1
$\begingroup$

I am trying to understand the proof of the following theorem:

Let $A$ be a unital Banach algebra generated by $1$ and $a$. Then $A$ is abelian and the map $\widehat{a}:\Omega(A) \to \sigma (a), \tau \mapsto \tau (a)$ is a homeomorphism.

The beginning of the proof is: It is clear that $A$ is abelian and that $\widehat{a}$ is a continuous bijection.

But it is not clear to me. To show that it is injective wouldn't the characters have to separate points?

$\endgroup$
0
$\begingroup$

First, observe that an element $\tau$ of $\Omega(A)$ is necessarily continuous with operator norm $\|\tau\| \leq 1$. Indeed, let $x \in A$. Since $\tau(x - \tau(x)1) = 0$, the element $x - \tau(x)1$ lies in the maximal ideal $\ker\tau$, and hence cannot be invertible. In other words, $\tau(x)$ is in the spectrum of $x$, so that $|\tau(x)| \leq \|x\|$, and hence $\|\tau\| \leq 1$ — otherwise, one could use the Neumann identity to construct $(x - \tau(x) 1)^{-1}$. In fact, $\|\tau\|=1$, since $\tau(1) = 1$.

Not, let $\sigma$, $\tau \in \Omega(A)$ — a priori, then, $\sigma(1) = 1 = \tau(1)$ — and suppose that $\hat{a}(\sigma) = \hat{a}(\tau)$, which is just to say that $\sigma(a) = \tau(a)$. Because $\sigma$ and $\tau$ agree on the generators $1$ and $a$ of $A$, they agree on all polynomials in $1$ and $a$. Since such polynomials are dense in $A$, precisely by definition of $A$, it follows by continuity of $\sigma$ and $\tau$ that they agree everywhere, i.e., that $\sigma = \tau$.

$\endgroup$
  • $\begingroup$ For surjectivity is it okay to argue like this: Let $\lambda \in \sigma (a)$ be arbitrary and let $\tau \in \Omega(A)$ be arbitrary. Then $\tau' = {\lambda \over \tau (a)}\tau$ is a character and $\tau' (a) = \lambda$ hence $\widehat{a}$ is surjective. $\endgroup$ – user167889 Nov 21 '14 at 1:16
  • $\begingroup$ That construction gives you a character iff $\lambda = \tau(a)$, because you need $\tau^\prime(1)=1$. $\endgroup$ – Branimir Ćaćić Nov 21 '14 at 16:51
  • $\begingroup$ Suppose that $\lambda \in \sigma(a)$, so that $a - \lambda$ isn't invertible. Since $A$ is commutative, $\langle a-\lambda \rangle := A(a-\lambda) = (a-\lambda)A$ is a two-sided ideal, and since $a-\lambda$ isn't invertible, $\langle a-\lambda \rangle$ is proper, for otherwise, we could write $1 = b(a-\lambda) = (a-\lambda)b$ for some $b \in A$. Hence, by Zorn's lemma, $\langle a-\lambda \rangle$ is contained in a maximal two-sided ideal $\mathfrak{m}$, and one can then check that the canonical map $\tau : A \to A/\mathfrak{m} \cong \mathbb{C}$ is the desired character. $\endgroup$ – Branimir Ćaćić Nov 21 '14 at 16:51

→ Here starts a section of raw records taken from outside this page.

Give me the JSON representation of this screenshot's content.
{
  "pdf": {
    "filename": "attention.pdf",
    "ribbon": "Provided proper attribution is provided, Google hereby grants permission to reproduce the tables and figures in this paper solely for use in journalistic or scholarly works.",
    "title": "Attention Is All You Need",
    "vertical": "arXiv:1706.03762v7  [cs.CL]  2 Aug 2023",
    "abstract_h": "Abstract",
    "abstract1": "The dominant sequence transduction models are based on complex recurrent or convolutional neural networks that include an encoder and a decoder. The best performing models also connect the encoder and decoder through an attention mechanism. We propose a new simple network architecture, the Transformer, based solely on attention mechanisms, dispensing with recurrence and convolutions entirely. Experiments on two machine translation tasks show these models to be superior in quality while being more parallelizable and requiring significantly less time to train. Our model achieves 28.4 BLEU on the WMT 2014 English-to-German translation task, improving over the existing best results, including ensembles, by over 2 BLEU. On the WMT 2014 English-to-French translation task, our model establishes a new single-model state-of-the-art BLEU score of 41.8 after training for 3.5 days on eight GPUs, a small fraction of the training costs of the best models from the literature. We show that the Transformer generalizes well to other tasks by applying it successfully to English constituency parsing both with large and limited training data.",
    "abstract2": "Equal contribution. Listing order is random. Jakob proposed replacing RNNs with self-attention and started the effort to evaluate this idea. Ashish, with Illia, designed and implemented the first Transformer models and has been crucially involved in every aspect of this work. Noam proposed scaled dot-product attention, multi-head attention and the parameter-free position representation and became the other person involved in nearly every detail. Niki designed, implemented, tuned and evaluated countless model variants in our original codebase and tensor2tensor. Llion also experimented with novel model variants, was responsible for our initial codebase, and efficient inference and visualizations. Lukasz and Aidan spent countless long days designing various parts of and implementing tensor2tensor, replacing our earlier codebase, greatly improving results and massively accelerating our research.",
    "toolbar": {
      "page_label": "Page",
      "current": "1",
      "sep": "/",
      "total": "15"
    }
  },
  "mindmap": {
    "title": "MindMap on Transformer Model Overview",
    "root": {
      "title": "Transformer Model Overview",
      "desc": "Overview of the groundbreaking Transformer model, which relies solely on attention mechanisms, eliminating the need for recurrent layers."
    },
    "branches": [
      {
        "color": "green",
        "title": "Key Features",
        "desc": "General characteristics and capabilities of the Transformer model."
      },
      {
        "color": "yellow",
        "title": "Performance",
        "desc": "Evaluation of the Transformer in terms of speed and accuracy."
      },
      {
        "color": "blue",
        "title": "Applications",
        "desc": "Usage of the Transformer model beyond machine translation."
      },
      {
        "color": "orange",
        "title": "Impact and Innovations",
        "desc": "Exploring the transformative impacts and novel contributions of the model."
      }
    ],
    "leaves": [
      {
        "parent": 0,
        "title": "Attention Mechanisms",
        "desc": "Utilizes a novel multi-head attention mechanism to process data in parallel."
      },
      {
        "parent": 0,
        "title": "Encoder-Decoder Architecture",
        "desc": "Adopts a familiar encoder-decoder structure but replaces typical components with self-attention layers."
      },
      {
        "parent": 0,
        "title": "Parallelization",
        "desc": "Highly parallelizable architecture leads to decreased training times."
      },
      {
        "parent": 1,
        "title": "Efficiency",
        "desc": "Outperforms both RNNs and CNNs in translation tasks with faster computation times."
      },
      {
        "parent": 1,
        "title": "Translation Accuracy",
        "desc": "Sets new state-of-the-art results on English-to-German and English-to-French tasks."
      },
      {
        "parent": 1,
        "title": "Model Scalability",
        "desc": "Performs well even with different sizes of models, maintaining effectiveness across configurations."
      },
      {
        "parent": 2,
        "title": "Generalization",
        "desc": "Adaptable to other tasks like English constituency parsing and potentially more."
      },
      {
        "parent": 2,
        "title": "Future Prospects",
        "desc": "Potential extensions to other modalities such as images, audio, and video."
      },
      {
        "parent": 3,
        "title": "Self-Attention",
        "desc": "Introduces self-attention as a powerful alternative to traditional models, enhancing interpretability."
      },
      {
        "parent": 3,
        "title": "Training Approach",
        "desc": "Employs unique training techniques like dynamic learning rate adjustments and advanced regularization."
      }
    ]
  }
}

Your Answer

By clicking “Post Your Answer”, you agree to our terms of service, privacy policy and cookie policy